- [Data to process]:
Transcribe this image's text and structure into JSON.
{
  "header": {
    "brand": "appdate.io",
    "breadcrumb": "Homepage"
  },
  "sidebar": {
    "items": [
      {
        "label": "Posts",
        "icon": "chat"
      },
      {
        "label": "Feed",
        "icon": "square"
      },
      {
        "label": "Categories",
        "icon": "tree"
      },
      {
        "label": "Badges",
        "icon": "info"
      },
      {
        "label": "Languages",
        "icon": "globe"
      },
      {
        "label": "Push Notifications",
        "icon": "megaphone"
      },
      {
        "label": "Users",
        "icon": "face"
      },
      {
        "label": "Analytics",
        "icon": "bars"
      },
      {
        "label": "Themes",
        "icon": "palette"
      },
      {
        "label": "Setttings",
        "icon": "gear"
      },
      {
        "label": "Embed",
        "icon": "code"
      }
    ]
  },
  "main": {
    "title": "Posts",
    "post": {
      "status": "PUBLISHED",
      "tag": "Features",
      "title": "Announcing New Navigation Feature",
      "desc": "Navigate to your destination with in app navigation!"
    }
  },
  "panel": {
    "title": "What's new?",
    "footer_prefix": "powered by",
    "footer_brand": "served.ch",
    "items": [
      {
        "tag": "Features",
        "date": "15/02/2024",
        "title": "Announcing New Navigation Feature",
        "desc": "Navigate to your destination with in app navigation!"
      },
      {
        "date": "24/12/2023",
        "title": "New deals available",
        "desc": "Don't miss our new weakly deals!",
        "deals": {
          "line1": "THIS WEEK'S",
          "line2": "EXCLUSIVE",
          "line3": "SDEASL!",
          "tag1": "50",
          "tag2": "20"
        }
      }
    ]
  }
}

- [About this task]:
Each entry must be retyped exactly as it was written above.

- [Problem solution]:
Transcribe this image's text and structure into JSON.
{
  "header": {
    "brand": "appdate.io",
    "breadcrumb": "Homepage"
  },
  "sidebar": {
    "items": [
      {
        "label": "Posts",
        "icon": "chat"
      },
      {
        "label": "Feed",
        "icon": "square"
      },
      {
        "label": "Categories",
        "icon": "tree"
      },
      {
        "label": "Badges",
        "icon": "info"
      },
      {
        "label": "Languages",
        "icon": "globe"
      },
      {
        "label": "Push Notifications",
        "icon": "megaphone"
      },
      {
        "label": "Users",
        "icon": "face"
      },
      {
        "label": "Analytics",
        "icon": "bars"
      },
      {
        "label": "Themes",
        "icon": "palette"
      },
      {
        "label": "Setttings",
        "icon": "gear"
      },
      {
        "label": "Embed",
        "icon": "code"
      }
    ]
  },
  "main": {
    "title": "Posts",
    "post": {
      "status": "PUBLISHED",
      "tag": "Features",
      "title": "Announcing New Navigation Feature",
      "desc": "Navigate to your destination with in app navigation!"
    }
  },
  "panel": {
    "title": "What's new?",
    "footer_prefix": "powered by",
    "footer_brand": "served.ch",
    "items": [
      {
        "tag": "Features",
        "date": "15/02/2024",
        "title": "Announcing New Navigation Feature",
        "desc": "Navigate to your destination with in app navigation!"
      },
      {
        "date": "24/12/2023",
        "title": "New deals available",
        "desc": "Don't miss our new weakly deals!",
        "deals": {
          "line1": "THIS WEEK'S",
          "line2": "EXCLUSIVE",
          "line3": "SDEASL!",
          "tag1": "50",
          "tag2": "20"
        }
      }
    ]
  }
}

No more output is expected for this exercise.